-gui false [true]
files (measdoc files)
Since the measdoc (like 216_2018-04-20_11-57-13_2018-04-23_07-58-02_R000_16H.xml) indicates all what is need you can use (for example) a recursive PHP script in order to
find which files you want to work on.
You can load many measdocs ath the same time.
If -gui true the gui will be called and you continue to work there.
Exmaple: atsfilter -ascii scaled -gui false meas_2018-04-20_11-57-13/216_2018-04-20_11-57-13_2018-04-23_07-58-02_R000_16H.xml meas_2018-04-20_12-00-00/216_2018-04-20_12-00-00_2018-04-24_07-58-02_R000_8H.xml
In the “old days” band-pass and notch filtering was used BEACAUSE the number of bits (e.g.14 or 16) where to small to digitize the MT signal including spikes (outliers).
You always (including today) you use a low pass filter which cuts of at (or before) the Nyquist frequency. If you sample with 4 kHz the low pass filter must suppress all above 4 kHz (or better 3 kHz).

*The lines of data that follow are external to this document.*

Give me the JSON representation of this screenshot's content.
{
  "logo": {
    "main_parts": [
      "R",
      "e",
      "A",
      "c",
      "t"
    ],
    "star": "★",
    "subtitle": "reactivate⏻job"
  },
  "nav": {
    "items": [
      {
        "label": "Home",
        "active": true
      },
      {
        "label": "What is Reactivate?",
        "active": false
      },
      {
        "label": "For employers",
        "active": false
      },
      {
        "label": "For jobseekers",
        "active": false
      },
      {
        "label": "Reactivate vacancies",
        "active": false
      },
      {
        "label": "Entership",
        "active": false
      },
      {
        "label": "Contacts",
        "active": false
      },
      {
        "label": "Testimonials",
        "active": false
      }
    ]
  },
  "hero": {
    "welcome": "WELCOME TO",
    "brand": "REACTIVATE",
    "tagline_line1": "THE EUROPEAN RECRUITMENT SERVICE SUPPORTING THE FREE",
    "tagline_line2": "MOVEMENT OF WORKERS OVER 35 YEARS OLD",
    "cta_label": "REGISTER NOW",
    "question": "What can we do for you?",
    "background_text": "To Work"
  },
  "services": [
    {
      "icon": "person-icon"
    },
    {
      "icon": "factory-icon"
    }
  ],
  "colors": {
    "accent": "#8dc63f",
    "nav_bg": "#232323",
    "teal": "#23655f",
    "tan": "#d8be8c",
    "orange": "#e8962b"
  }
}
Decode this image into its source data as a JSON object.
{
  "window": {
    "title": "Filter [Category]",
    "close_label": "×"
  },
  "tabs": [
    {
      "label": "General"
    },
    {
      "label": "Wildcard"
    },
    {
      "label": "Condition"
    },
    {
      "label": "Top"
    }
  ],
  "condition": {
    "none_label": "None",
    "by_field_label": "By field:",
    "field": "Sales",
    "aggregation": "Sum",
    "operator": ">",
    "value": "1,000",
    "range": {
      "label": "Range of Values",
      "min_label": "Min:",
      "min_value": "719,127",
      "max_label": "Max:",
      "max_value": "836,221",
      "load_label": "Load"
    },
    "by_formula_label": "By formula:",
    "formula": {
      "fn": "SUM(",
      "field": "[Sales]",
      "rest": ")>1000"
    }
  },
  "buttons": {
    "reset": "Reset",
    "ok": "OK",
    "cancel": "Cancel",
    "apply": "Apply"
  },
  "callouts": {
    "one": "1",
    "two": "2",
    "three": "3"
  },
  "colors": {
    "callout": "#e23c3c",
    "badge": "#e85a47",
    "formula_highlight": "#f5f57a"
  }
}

In theory you can calculate a FFT up to 2 kHz now (sampling theorem). For better resolution however you go up to 1 kHz or 512 Hz. In this case you are away from the filter influence (modern delta-sigma ADC (analogue digital converter) sample at a MHz, so the low pass filter is actually higher). For the expert: with coils and fluxgate this is easy. But for the electric field we a coupled to the ground (contact resistivity) - which is a non constant system. Therefore the ADU switches additional “radio filters” to compensate that.

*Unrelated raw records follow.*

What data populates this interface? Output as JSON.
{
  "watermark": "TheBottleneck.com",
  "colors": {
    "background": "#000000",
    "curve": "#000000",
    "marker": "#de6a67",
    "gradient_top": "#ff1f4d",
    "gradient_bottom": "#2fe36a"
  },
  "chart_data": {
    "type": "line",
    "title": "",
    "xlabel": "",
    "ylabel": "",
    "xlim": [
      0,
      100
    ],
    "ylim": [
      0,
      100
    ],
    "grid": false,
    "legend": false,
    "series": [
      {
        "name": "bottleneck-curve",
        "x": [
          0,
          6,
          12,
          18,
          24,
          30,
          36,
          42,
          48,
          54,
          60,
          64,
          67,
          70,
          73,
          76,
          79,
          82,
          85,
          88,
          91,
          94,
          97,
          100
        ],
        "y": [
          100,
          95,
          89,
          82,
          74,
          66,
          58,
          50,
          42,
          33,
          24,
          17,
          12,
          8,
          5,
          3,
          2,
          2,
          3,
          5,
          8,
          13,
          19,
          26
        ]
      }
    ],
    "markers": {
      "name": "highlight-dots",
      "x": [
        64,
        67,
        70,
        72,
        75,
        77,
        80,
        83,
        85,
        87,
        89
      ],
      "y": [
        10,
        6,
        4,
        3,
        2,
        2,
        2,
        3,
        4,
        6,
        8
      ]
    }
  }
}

In the old days additional analogue high pass and low pass filters where switched (signal conditioning) in order to keep the signal range small (max/min). Behind these filters
gains (analogue amplifier) were switched to feed the ADC into the optimum range. Especially you want to avoid over powering the ADC because the ADC has a relaxation time: that is the time he goes

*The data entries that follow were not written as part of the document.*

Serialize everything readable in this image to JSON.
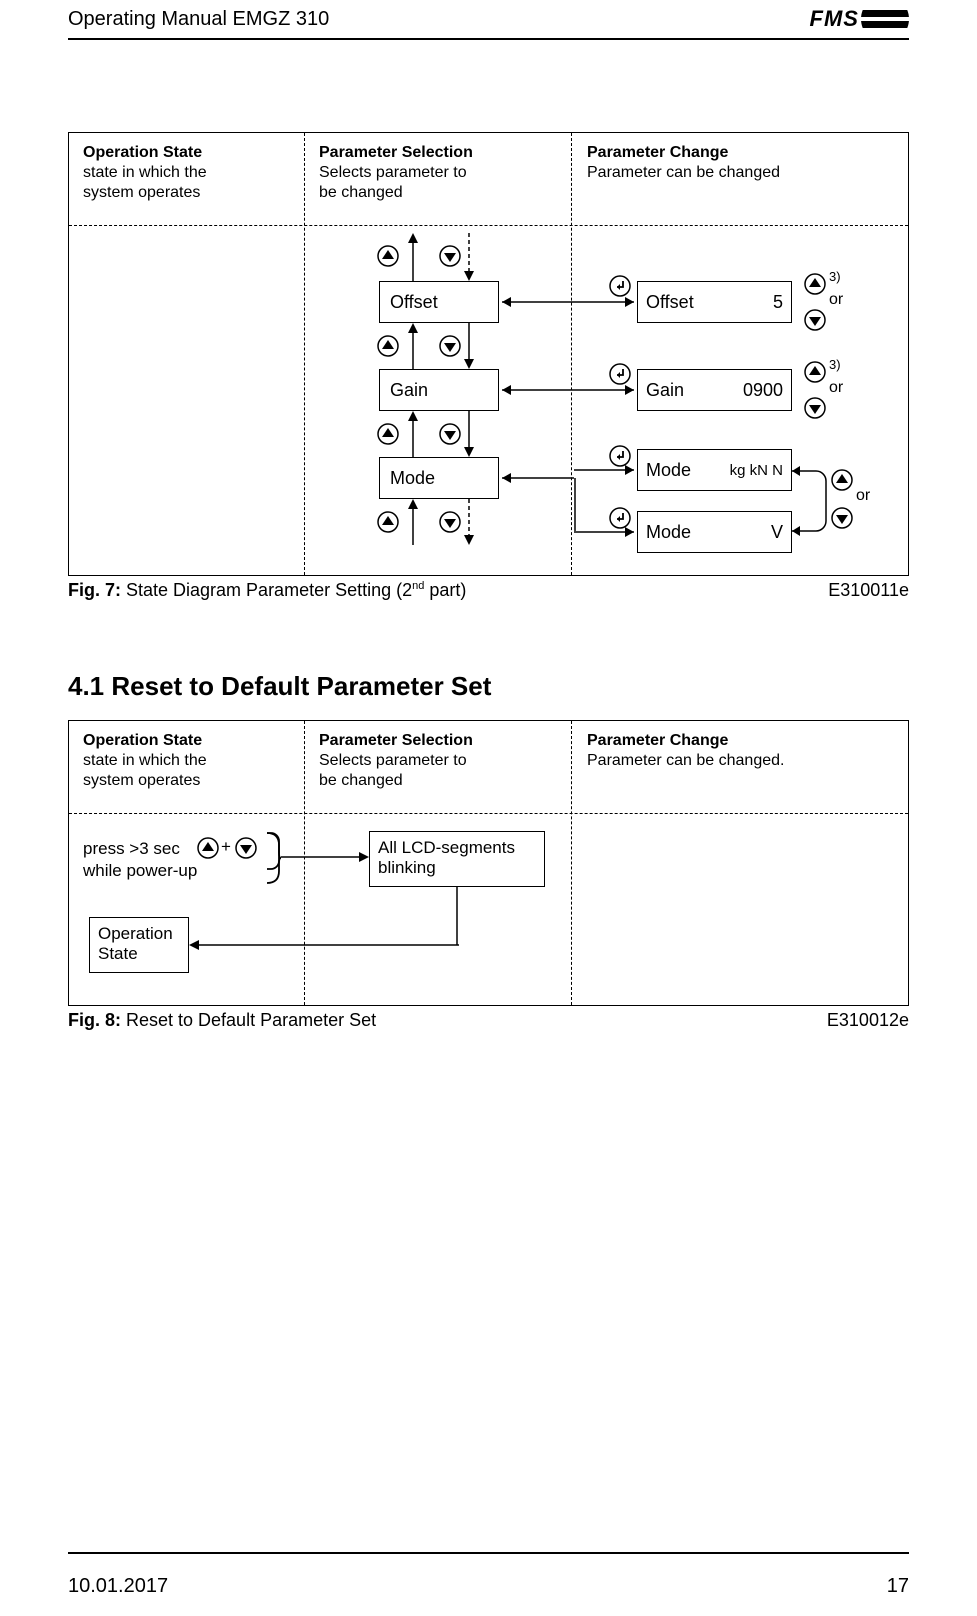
{
  "header": {
    "title": "Operating Manual EMGZ 310",
    "logo_text": "FMS"
  },
  "fig7": {
    "col1": {
      "title": "Operation State",
      "desc1": "state in which the",
      "desc2": "system operates"
    },
    "col2": {
      "title": "Parameter Selection",
      "desc1": "Selects parameter to",
      "desc2": "be changed"
    },
    "col3": {
      "title": "Parameter Change",
      "desc1": "Parameter can be changed"
    },
    "offset_label": "Offset",
    "gain_label": "Gain",
    "mode_label": "Mode",
    "offset_val_label": "Offset",
    "offset_val": "5",
    "gain_val_label": "Gain",
    "gain_val": "0900",
    "mode_units_label": "Mode",
    "mode_units": "kg kN N",
    "mode_v_label": "Mode",
    "mode_v": "V",
    "note3_a": "3)",
    "note3_b": "3)",
    "or_a": "or",
    "or_b": "or",
    "or_c": "or",
    "caption_prefix": "Fig. 7:",
    "caption_text_a": " State Diagram Parameter Setting (2",
    "caption_nd": "nd",
    "caption_text_b": "  part)",
    "caption_code": "E310011e"
  },
  "section41": "4.1  Reset to Default Parameter Set",
  "fig8": {
    "col1": {
      "title": "Operation State",
      "desc1": "state in which the",
      "desc2": "system operates"
    },
    "col2": {
      "title": "Parameter Selection",
      "desc1": "Selects parameter to",
      "desc2": "be changed"
    },
    "col3": {
      "title": "Parameter Change",
      "desc1": "Parameter can be changed."
    },
    "press1": "press >3 sec",
    "press2": "while power-up",
    "plus": "+",
    "lcd1": "All LCD-segments",
    "lcd2": "blinking",
    "opstate_box1": "Operation",
    "opstate_box2": "State",
    "caption_prefix": "Fig. 8:",
    "caption_text": " Reset to Default Parameter Set",
    "caption_code": "E310012e"
  },
  "footer": {
    "date": "10.01.2017",
    "page": "17"
  }
}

back to normal operation.
What is normally not mentioned: all these filters have a) transfer function and b) a relaxation time. a) can be neglected in case your interpretation frequencies are far away from the filter’s corner frequencies. b) however is a tragedy. If a spike (impulse) hits the filter, the filter smoothes the spike down to a long slope (where the data is ruined).
That is why the ADU systems to not use one of these filters.
The solution came with the new 24 bit and 32 bit ADCs. The max/min range is so high that the analogue filter conditioning is not needed anymore.
Removing the 50 / 60 Hz is cosmetics today. Only if the processing is not well conditioned (FFT, Parzen radius) you get influence from the powerline frequencies.